#### EXTRACTED INFORMATION ####

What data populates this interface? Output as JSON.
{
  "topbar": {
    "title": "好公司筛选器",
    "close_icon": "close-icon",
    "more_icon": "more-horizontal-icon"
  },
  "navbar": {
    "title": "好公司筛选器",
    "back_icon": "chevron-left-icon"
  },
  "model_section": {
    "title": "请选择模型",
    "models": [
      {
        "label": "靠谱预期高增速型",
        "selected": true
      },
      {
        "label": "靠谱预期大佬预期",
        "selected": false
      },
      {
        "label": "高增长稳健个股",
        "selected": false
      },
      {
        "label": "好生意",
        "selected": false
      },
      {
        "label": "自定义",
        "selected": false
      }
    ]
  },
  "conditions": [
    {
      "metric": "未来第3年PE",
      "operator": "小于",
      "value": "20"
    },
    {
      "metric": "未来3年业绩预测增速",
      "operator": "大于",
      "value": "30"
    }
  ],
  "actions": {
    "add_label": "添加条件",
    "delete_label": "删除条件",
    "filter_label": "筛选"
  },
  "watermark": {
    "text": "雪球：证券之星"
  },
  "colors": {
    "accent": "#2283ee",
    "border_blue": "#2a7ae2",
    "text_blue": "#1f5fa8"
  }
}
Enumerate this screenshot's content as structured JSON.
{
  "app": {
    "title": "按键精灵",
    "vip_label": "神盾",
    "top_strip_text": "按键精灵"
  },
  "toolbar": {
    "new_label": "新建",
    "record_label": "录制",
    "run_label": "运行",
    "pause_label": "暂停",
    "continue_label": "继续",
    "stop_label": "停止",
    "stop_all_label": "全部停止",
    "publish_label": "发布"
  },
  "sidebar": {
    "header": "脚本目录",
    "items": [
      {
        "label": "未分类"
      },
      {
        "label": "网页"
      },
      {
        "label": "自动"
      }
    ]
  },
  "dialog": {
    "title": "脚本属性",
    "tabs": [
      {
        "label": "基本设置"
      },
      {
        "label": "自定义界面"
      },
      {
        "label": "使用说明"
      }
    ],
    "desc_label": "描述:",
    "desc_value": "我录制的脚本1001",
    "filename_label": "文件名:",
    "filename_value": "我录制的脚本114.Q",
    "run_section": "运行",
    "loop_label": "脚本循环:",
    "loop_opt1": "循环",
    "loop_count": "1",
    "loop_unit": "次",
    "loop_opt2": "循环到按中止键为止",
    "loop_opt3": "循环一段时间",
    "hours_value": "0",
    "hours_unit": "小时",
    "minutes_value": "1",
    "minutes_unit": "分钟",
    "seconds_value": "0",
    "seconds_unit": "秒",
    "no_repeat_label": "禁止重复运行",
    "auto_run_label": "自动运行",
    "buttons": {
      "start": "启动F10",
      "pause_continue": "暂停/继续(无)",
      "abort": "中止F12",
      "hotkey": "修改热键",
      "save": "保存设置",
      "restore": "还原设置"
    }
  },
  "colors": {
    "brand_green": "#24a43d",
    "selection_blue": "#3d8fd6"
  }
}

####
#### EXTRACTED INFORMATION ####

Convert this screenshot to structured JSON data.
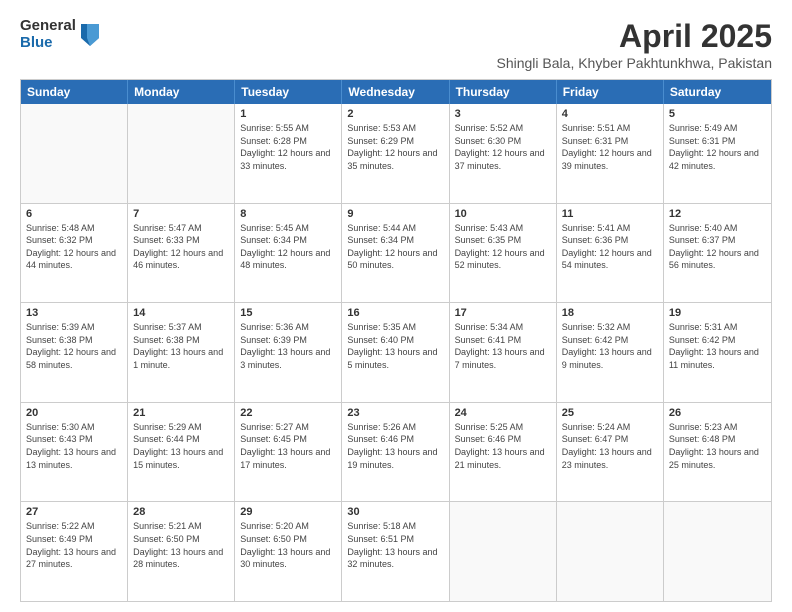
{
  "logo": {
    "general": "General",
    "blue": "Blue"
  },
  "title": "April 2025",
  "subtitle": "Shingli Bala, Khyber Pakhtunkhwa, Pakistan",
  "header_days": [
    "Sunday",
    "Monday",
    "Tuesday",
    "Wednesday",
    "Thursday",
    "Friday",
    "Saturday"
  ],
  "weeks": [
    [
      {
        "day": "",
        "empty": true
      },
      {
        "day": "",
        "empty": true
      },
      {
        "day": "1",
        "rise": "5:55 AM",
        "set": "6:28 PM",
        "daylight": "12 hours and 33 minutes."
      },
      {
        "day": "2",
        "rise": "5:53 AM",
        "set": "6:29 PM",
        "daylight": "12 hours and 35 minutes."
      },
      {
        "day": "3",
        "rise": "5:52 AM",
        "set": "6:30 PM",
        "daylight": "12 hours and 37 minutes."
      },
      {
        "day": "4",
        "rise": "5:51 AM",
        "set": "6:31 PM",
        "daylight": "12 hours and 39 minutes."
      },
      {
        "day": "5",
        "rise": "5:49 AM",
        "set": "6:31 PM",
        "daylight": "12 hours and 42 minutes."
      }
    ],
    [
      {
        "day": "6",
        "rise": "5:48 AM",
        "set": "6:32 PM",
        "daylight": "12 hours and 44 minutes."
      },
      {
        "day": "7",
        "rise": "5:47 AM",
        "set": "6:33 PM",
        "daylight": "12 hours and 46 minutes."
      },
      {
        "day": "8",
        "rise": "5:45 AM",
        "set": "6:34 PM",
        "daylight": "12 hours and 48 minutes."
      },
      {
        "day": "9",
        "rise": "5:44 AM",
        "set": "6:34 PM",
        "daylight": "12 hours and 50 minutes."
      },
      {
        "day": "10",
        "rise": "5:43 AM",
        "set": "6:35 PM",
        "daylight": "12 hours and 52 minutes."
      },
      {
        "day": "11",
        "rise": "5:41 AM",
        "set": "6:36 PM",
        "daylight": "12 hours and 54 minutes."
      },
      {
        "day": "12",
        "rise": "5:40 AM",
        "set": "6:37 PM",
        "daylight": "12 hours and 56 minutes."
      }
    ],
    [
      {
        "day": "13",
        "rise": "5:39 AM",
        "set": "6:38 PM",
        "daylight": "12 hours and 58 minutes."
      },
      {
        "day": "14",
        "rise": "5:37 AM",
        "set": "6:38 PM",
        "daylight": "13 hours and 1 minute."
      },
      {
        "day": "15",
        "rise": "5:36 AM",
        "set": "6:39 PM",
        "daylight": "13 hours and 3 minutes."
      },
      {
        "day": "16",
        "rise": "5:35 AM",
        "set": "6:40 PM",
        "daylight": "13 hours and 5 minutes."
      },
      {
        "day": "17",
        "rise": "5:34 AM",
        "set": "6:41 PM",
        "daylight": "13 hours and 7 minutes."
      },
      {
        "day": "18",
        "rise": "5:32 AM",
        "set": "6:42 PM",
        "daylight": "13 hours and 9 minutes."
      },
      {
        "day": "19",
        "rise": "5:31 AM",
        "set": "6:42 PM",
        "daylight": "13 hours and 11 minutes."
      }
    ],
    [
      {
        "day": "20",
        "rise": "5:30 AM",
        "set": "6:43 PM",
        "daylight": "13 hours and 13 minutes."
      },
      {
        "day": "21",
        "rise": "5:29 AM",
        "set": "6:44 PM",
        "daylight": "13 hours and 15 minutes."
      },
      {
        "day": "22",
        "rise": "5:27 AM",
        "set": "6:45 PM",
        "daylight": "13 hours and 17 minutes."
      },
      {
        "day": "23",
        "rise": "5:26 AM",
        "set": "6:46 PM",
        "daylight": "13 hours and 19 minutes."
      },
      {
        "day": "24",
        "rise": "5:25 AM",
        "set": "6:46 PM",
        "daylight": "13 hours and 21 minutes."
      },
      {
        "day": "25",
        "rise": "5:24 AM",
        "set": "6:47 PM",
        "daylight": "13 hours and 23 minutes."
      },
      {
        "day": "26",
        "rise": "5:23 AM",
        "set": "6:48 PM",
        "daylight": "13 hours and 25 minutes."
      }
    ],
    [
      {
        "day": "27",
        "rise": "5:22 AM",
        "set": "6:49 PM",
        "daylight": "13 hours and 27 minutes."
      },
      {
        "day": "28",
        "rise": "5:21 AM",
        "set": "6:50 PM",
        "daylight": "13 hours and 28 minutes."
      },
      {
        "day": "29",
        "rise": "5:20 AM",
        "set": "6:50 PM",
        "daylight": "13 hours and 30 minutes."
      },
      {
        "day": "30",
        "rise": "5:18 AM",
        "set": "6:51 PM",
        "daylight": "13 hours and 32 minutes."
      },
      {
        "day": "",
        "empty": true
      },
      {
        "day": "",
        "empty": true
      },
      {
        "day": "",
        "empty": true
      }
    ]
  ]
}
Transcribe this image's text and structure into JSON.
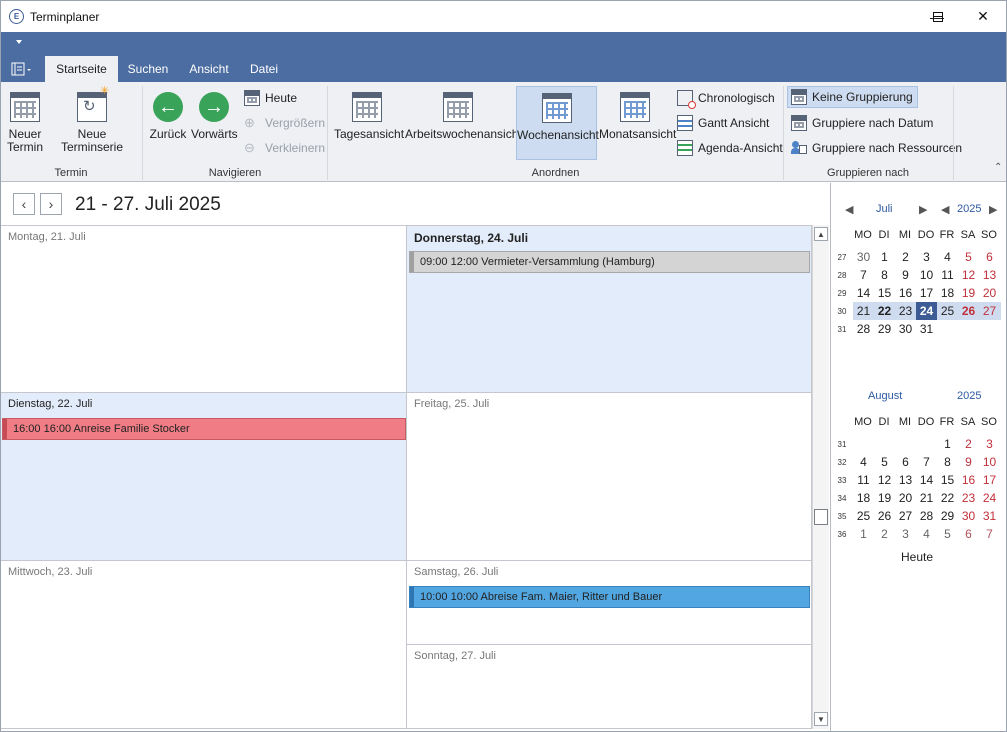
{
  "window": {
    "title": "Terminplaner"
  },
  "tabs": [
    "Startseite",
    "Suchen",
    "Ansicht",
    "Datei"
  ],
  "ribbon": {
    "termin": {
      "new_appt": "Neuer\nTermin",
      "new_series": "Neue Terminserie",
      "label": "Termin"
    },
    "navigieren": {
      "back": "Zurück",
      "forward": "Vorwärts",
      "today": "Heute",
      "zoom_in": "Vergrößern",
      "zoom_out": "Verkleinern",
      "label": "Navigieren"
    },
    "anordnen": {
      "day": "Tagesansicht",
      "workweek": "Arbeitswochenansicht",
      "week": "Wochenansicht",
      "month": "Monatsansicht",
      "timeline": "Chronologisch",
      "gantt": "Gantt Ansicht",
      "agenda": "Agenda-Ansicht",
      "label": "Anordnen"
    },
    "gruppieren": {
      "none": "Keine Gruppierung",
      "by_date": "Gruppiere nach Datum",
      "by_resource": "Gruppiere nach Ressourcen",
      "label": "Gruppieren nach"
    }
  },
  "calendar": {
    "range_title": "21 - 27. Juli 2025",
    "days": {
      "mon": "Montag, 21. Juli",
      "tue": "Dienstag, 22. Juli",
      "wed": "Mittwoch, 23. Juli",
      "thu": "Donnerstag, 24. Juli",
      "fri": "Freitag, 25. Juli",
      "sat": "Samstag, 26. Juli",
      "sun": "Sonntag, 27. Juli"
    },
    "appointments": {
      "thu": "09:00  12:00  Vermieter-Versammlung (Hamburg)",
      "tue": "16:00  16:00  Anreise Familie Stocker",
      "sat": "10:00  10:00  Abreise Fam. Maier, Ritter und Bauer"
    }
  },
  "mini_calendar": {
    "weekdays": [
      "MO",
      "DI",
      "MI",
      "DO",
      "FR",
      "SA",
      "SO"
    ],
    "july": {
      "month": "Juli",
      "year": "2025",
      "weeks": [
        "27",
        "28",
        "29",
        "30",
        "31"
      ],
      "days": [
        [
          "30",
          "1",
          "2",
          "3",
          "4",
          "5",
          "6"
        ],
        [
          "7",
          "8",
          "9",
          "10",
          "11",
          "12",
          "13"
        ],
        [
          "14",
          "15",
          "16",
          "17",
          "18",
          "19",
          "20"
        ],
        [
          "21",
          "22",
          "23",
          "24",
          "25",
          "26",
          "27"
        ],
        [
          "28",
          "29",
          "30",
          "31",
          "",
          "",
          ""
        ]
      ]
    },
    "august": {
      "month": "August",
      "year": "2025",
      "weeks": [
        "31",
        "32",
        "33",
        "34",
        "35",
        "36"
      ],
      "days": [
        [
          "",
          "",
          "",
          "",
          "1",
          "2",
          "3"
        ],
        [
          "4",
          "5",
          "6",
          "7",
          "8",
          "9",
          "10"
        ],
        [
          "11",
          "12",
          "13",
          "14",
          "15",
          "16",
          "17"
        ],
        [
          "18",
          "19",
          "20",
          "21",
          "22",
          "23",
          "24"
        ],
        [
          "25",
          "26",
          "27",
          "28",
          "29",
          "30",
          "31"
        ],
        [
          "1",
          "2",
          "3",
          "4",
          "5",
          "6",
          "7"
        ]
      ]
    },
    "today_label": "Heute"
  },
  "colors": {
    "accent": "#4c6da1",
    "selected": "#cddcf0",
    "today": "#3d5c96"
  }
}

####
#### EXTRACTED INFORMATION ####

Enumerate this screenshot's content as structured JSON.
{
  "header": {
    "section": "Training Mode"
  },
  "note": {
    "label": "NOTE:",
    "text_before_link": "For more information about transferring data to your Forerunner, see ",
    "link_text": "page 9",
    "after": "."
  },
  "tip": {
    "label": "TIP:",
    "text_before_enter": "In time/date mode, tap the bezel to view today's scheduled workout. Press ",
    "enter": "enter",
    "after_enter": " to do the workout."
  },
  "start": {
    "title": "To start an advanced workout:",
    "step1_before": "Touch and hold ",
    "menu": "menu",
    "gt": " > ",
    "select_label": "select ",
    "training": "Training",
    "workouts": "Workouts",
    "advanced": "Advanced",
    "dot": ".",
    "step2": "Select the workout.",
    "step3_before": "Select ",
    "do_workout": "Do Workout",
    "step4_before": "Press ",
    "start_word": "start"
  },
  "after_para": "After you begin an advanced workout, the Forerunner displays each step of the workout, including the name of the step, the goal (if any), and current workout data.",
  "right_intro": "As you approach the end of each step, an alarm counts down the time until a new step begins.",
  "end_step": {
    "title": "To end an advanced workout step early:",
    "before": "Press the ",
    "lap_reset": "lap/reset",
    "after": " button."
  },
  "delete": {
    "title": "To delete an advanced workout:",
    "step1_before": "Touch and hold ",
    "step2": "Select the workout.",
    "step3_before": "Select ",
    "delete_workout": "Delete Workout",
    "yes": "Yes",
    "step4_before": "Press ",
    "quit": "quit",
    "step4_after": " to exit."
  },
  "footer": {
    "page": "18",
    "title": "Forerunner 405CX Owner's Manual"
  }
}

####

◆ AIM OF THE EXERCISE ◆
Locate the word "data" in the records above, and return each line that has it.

◆ THE COMPLETED TASK ◆
What data populates this interface? Output as JSON.
Convert this screenshot to structured JSON data.
    "text_before_link": "For more information about transferring data to your Forerunner, see ",
  "after_para": "After you begin an advanced workout, the Forerunner displays each step of the workout, including the name of the step, the goal (if any), and current workout data.",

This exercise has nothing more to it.